------ Recorded data ------

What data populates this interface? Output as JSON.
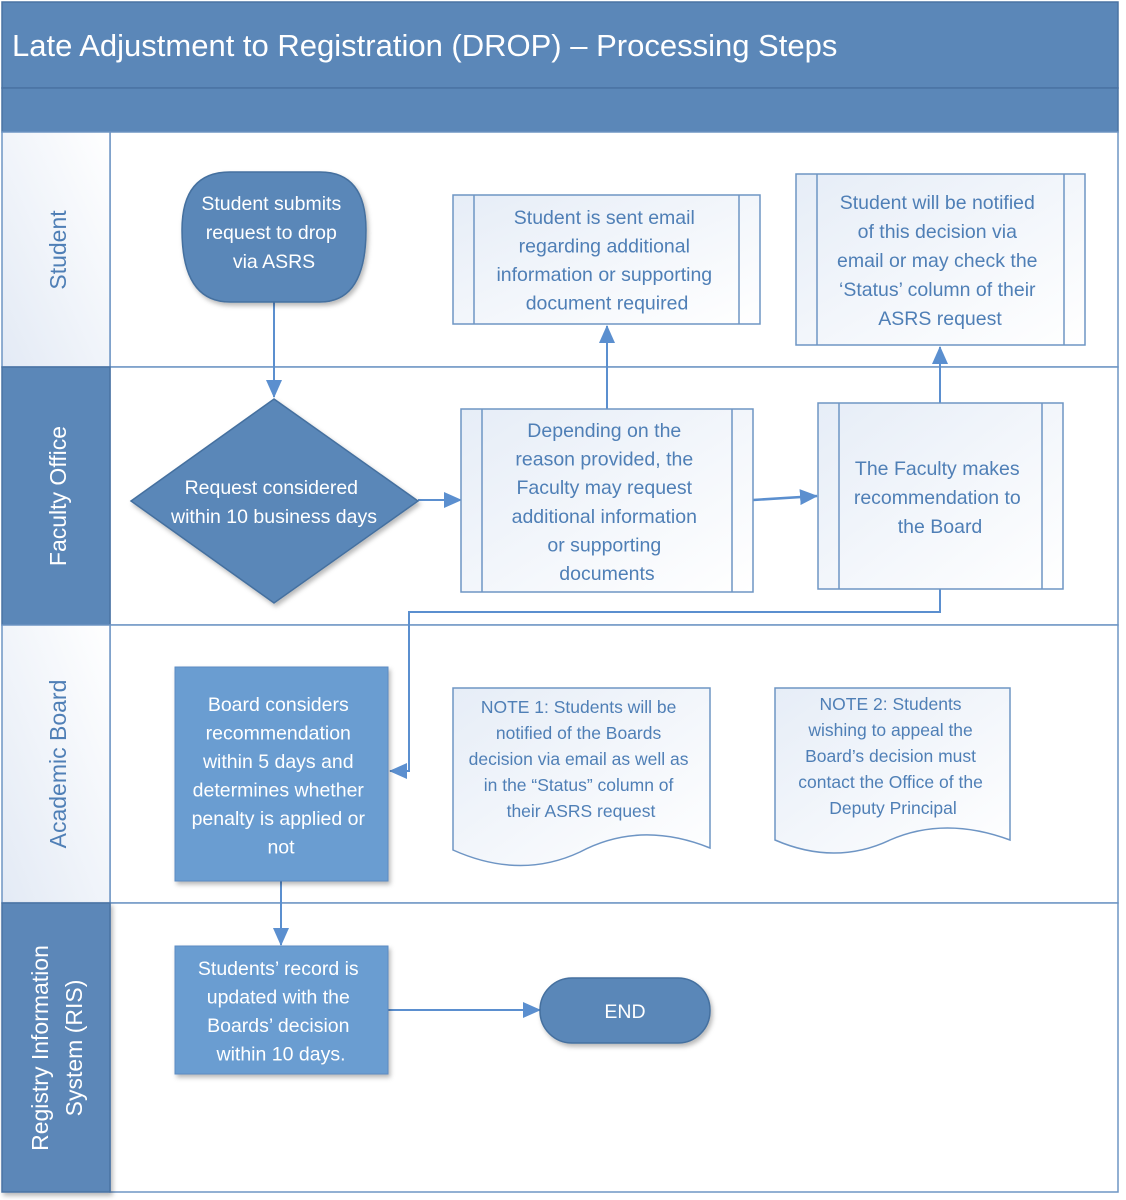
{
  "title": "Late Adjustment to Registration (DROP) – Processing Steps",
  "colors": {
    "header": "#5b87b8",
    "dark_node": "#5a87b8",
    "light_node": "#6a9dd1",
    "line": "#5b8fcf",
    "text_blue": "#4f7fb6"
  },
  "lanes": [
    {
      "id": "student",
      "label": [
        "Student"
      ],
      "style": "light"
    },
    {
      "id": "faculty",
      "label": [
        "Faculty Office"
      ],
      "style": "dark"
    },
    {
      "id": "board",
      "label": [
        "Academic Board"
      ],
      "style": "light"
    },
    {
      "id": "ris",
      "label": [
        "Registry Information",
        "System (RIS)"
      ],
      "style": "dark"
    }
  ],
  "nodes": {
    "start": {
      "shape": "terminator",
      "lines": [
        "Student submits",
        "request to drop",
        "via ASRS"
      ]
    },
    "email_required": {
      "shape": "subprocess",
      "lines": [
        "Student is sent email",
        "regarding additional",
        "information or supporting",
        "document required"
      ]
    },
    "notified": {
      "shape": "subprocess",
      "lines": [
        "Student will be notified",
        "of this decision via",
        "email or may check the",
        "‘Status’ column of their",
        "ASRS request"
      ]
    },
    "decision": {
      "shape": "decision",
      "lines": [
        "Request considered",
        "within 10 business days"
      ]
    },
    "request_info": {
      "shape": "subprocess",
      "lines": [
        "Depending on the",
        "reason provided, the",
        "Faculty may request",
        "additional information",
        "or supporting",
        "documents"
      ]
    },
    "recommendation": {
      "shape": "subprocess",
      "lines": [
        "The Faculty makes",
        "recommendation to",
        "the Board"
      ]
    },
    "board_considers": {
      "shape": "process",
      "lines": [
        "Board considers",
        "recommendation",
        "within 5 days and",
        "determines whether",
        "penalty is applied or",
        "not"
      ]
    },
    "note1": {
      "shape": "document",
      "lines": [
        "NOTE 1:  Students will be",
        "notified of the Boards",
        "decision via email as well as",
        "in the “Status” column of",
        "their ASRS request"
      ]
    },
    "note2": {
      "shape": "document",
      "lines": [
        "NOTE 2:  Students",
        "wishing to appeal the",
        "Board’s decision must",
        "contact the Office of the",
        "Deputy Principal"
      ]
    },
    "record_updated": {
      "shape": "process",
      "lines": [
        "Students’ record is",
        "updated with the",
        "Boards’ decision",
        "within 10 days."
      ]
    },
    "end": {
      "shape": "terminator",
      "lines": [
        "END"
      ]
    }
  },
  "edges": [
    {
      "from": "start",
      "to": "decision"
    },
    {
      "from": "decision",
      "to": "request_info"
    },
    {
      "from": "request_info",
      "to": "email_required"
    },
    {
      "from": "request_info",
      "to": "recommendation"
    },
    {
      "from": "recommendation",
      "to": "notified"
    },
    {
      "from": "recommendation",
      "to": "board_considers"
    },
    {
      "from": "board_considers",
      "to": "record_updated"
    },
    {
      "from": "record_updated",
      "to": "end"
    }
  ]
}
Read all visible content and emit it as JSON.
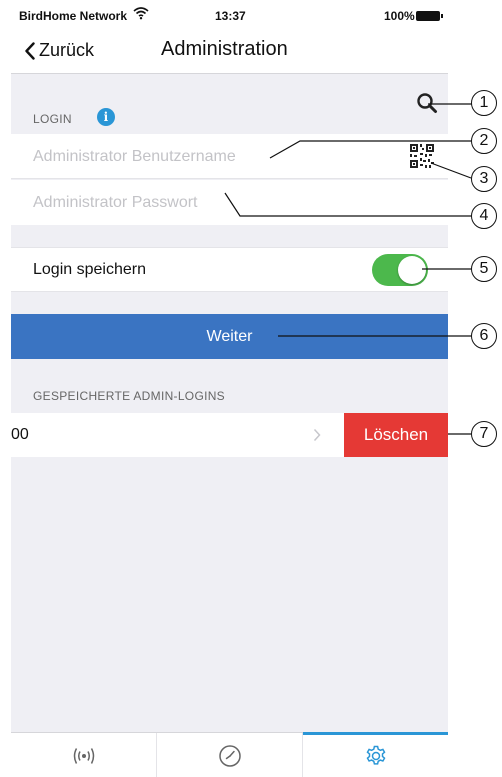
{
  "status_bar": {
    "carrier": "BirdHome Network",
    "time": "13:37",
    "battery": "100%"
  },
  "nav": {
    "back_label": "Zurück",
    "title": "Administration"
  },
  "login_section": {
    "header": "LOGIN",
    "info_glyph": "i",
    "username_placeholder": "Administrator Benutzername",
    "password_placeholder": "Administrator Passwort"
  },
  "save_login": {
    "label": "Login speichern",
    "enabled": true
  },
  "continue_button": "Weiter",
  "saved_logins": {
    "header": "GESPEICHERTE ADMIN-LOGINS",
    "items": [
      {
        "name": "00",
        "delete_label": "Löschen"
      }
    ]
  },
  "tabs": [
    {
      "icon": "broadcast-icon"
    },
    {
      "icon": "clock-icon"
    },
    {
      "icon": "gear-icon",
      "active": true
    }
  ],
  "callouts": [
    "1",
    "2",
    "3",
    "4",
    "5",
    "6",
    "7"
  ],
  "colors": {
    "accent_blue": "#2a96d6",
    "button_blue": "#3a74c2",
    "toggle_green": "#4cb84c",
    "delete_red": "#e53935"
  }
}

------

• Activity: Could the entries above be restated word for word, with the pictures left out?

• Finished exercise:
What data populates this interface? Output as JSON.
{
  "title": "Late Adjustment to Registration (DROP) – Processing Steps",
  "colors": {
    "header": "#5b87b8",
    "dark_node": "#5a87b8",
    "light_node": "#6a9dd1",
    "line": "#5b8fcf",
    "text_blue": "#4f7fb6"
  },
  "lanes": [
    {
      "id": "student",
      "label": [
        "Student"
      ],
      "style": "light"
    },
    {
      "id": "faculty",
      "label": [
        "Faculty Office"
      ],
      "style": "dark"
    },
    {
      "id": "board",
      "label": [
        "Academic Board"
      ],
      "style": "light"
    },
    {
      "id": "ris",
      "label": [
        "Registry Information",
        "System (RIS)"
      ],
      "style": "dark"
    }
  ],
  "nodes": {
    "start": {
      "shape": "terminator",
      "lines": [
        "Student submits",
        "request to drop",
        "via ASRS"
      ]
    },
    "email_required": {
      "shape": "subprocess",
      "lines": [
        "Student is sent email",
        "regarding additional",
        "information or supporting",
        "document required"
      ]
    },
    "notified": {
      "shape": "subprocess",
      "lines": [
        "Student will be notified",
        "of this decision via",
        "email or may check the",
        "‘Status’ column of their",
        "ASRS request"
      ]
    },
    "decision": {
      "shape": "decision",
      "lines": [
        "Request considered",
        "within 10 business days"
      ]
    },
    "request_info": {
      "shape": "subprocess",
      "lines": [
        "Depending on the",
        "reason provided, the",
        "Faculty may request",
        "additional information",
        "or supporting",
        "documents"
      ]
    },
    "recommendation": {
      "shape": "subprocess",
      "lines": [
        "The Faculty makes",
        "recommendation to",
        "the Board"
      ]
    },
    "board_considers": {
      "shape": "process",
      "lines": [
        "Board considers",
        "recommendation",
        "within 5 days and",
        "determines whether",
        "penalty is applied or",
        "not"
      ]
    },
    "note1": {
      "shape": "document",
      "lines": [
        "NOTE 1:  Students will be",
        "notified of the Boards",
        "decision via email as well as",
        "in the “Status” column of",
        "their ASRS request"
      ]
    },
    "note2": {
      "shape": "document",
      "lines": [
        "NOTE 2:  Students",
        "wishing to appeal the",
        "Board’s decision must",
        "contact the Office of the",
        "Deputy Principal"
      ]
    },
    "record_updated": {
      "shape": "process",
      "lines": [
        "Students’ record is",
        "updated with the",
        "Boards’ decision",
        "within 10 days."
      ]
    },
    "end": {
      "shape": "terminator",
      "lines": [
        "END"
      ]
    }
  },
  "edges": [
    {
      "from": "start",
      "to": "decision"
    },
    {
      "from": "decision",
      "to": "request_info"
    },
    {
      "from": "request_info",
      "to": "email_required"
    },
    {
      "from": "request_info",
      "to": "recommendation"
    },
    {
      "from": "recommendation",
      "to": "notified"
    },
    {
      "from": "recommendation",
      "to": "board_considers"
    },
    {
      "from": "board_considers",
      "to": "record_updated"
    },
    {
      "from": "record_updated",
      "to": "end"
    }
  ]
}
Read all visible content and emit it as JSON.
{
  "status_bar": {
    "carrier": "BirdHome Network",
    "time": "13:37",
    "battery": "100%"
  },
  "nav": {
    "back_label": "Zurück",
    "title": "Administration"
  },
  "login_section": {
    "header": "LOGIN",
    "info_glyph": "i",
    "username_placeholder": "Administrator Benutzername",
    "password_placeholder": "Administrator Passwort"
  },
  "save_login": {
    "label": "Login speichern",
    "enabled": true
  },
  "continue_button": "Weiter",
  "saved_logins": {
    "header": "GESPEICHERTE ADMIN-LOGINS",
    "items": [
      {
        "name": "00",
        "delete_label": "Löschen"
      }
    ]
  },
  "tabs": [
    {
      "icon": "broadcast-icon"
    },
    {
      "icon": "clock-icon"
    },
    {
      "icon": "gear-icon",
      "active": true
    }
  ],
  "callouts": [
    "1",
    "2",
    "3",
    "4",
    "5",
    "6",
    "7"
  ],
  "colors": {
    "accent_blue": "#2a96d6",
    "button_blue": "#3a74c2",
    "toggle_green": "#4cb84c",
    "delete_red": "#e53935"
  }
}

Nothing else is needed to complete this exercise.